While all plants have ways of protecting themselves against disease, former Plant Pathology Ph.D. student Andrew Sathoff is researching ways to enhance alfalfa’s natural defense system to combat a complex disease. Read more >>
Ensuring Soybean Yields by Screening for Resistance to Fusarium Graminearum
Marissa Scherven, a former Plant Pathology undergraduate research assistant in Dr. Jim Kurle’s lab, is looking for resistance to Fusarium graminearum in soybean, in order to prevent disease problems in farmer’s fields before they affect soybean yield. Read more >>
Informing What Is Grown in High Tunnels
Helping growers protect high tunnel tomatoes in Minnesota and the Midwest is the research topic of former Plant Pathology graduate student Lillian Garber. Learn more about how Garber's research protects the highest value crop grown in high tunnels in Minnesota. Read more >>
Using Microbes to Create Healthier Plants
By trying to disentangle the reasons plants in native prairies have been able to evade significant disease in the prairie, are there important lessons that can be applied to agriculture to create healthier, more productive plants? Linda Kinkel and her research team are trying to find ways to harness microbes indigenous to Minnesota's native prairies by using them to create disease suppressive soils. Read more >>
Helping Minnesota Hops Grow
As the microbrewery industry in the state of Minnesota continues to expand each year, brewers are looking to hop producers near home to provide sustainable and high-quality hops. In order to meet this growing demand, Angela Orshinsky, assistant professor in the Department of Plant Pathology, and her research team are working with hop producers throughout the state to provide answers to the many hops management questions that past research has not yet answered for local producers. Read more >>
Evaluating a Reemerging Threat to Corn
First confirmed in Minnesota in 2009, this Goss's wilt is a concern for researchers like former graduate student Blake Webster because of its potential to reduce corn yields by as much as 50 percent. While there are current recommendations for disease control measures, Webster is taking a holistic, three-pronged approach to learn more about this disease and discover additional methods of disease management. Read more >>
Classifying Fungal Diversity
Trying to find a needle in a haystack can seem like an insurmountable task, but imagine attempting to find 100 needles in 100 haystacks. This is a more apt description of the task that faces Josh Kielsmeier-Cook.
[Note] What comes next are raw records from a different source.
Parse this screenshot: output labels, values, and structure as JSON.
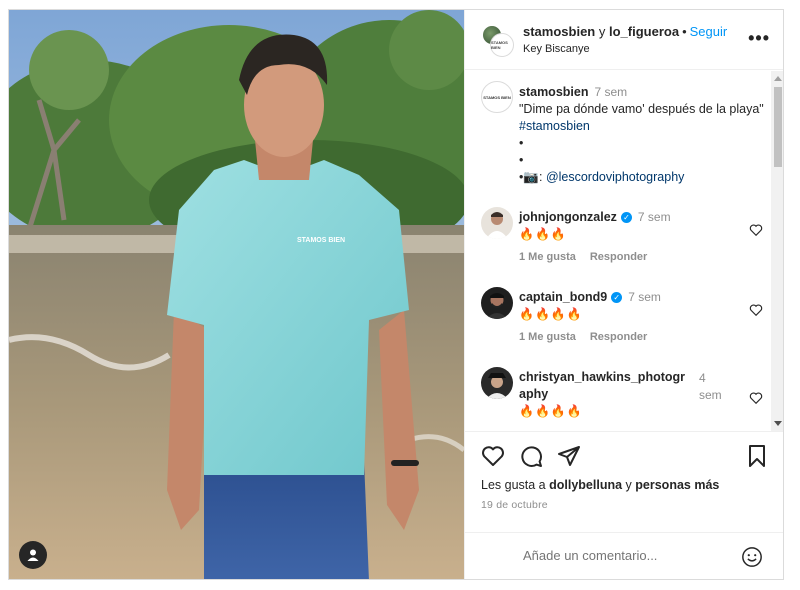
{
  "header": {
    "user1": "stamosbien",
    "conj": "y",
    "user2": "lo_figueroa",
    "follow_label": "Seguir",
    "location": "Key Biscanye",
    "more_label": "•••"
  },
  "avatar_text": "STAMOS BIEN",
  "caption": {
    "username": "stamosbien",
    "time": "7 sem",
    "text": "\"Dime pa dónde vamo' después de la playa\"",
    "hashtag": "#stamosbien",
    "bullet1": "•",
    "bullet2": "•",
    "bullet3": "•",
    "camera_emoji": "📷",
    "mention_prefix": ":",
    "mention": "@lescordoviphotography"
  },
  "comments": [
    {
      "username": "johnjongonzalez",
      "verified": true,
      "time": "7 sem",
      "text": "🔥🔥🔥",
      "likes": "1 Me gusta",
      "reply": "Responder"
    },
    {
      "username": "captain_bond9",
      "verified": true,
      "time": "7 sem",
      "text": "🔥🔥🔥🔥",
      "likes": "1 Me gusta",
      "reply": "Responder"
    },
    {
      "username": "christyan_hawkins_photography",
      "verified": false,
      "time": "4 sem",
      "text": "🔥🔥🔥🔥",
      "likes": "",
      "reply": ""
    }
  ],
  "comment3_name_line1": "christyan_hawkins_photogr",
  "comment3_name_line2": "aphy",
  "comment3_time_line1": "4",
  "comment3_time_line2": "sem",
  "likes": {
    "prefix": "Les gusta a",
    "user": "dollybelluna",
    "suffix": "y",
    "others": "personas más"
  },
  "date": "19 de octubre",
  "add_comment_placeholder": "Añade un comentario...",
  "colors": {
    "accent": "#0095f6",
    "link": "#00376b",
    "muted": "#8e8e8e"
  }
}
Josh, a former Ph.D. student in the Department of Plant Pathology advised by Bob Blanchette, is currently studying fungi in Yasuní National Park in Ecuador, where there are not only 100 needles, but 100 unique needles that need to be classified and cataloged. Read more >>